Satisfaction with social care: The experiences of people from Chinese backgrounds with physical disabilities
Yeung, Yuet Wah
The satisfaction of social care among service users provides an important indication of how services are performing. Although there is evidence to suggest that people from black and minority ethnic communities experience less satisfaction with social care than majority groups, there is little literature which focuses specifically on people from Chinese backgrounds in England. This article provides an opportunity to hear the voices of people from Chinese backgrounds and their experiences of social care for a physical disability. Individual semi-structured interviews and focus groups were conducted in 2012 and 2013 respectively with people from Chinese backgrounds who lived in England, were aged between 18 and 70, and received social care for a physical disability. Interview and focus group transcripts were analysed using a thematic approach. The findings show that language difference created a structural barrier for most participants to negotiating access to and navigating through social care. Language difference and the cultural expectation that families should look after their own were main factors that explained their late utilisation of social care. Because of limited social support, many families struggled to meet the long-term care needs of their relative with a physical disability and hence initially welcome the input of social care. However, many found that social care could not adequately meet their needs but did not feel that they had the right to voice their dissatisfaction. They would either stop using social care services or become more reliant on their family for support. Chinese welfare organisations play a crucial role to meet the cultural and linguistic needs of people from Chinese backgrounds.
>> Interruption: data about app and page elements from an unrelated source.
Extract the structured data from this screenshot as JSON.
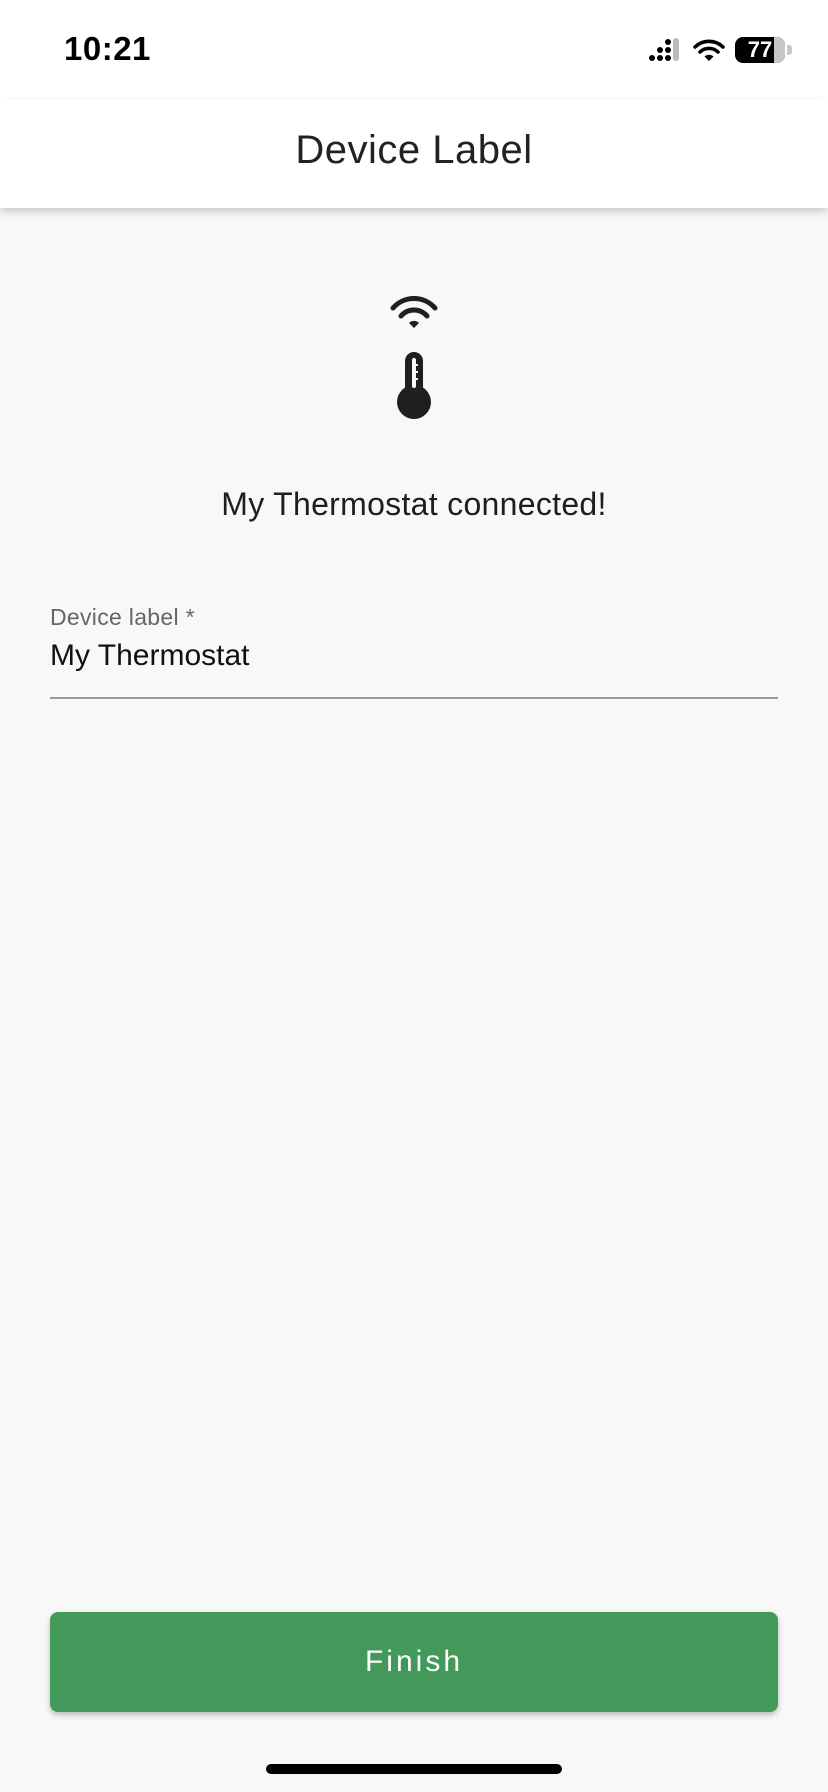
{
  "status_bar": {
    "time": "10:21",
    "battery": "77",
    "icons": [
      "cellular-signal-icon",
      "wifi-icon",
      "battery-icon"
    ]
  },
  "header": {
    "title": "Device Label"
  },
  "main": {
    "icons": [
      "wifi-icon",
      "thermometer-icon"
    ],
    "status_message": "My Thermostat connected!",
    "label_field": {
      "label": "Device label *",
      "value": "My Thermostat"
    }
  },
  "footer": {
    "finish_label": "Finish"
  },
  "colors": {
    "accent": "#43995a",
    "background": "#f8f8f8"
  }
}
Closer collaboration between local authorities and Chinese welfare organisations is needed to enable an effective use of social care and community resources to meet the needs of people from Chinese backgrounds with physical disabilities.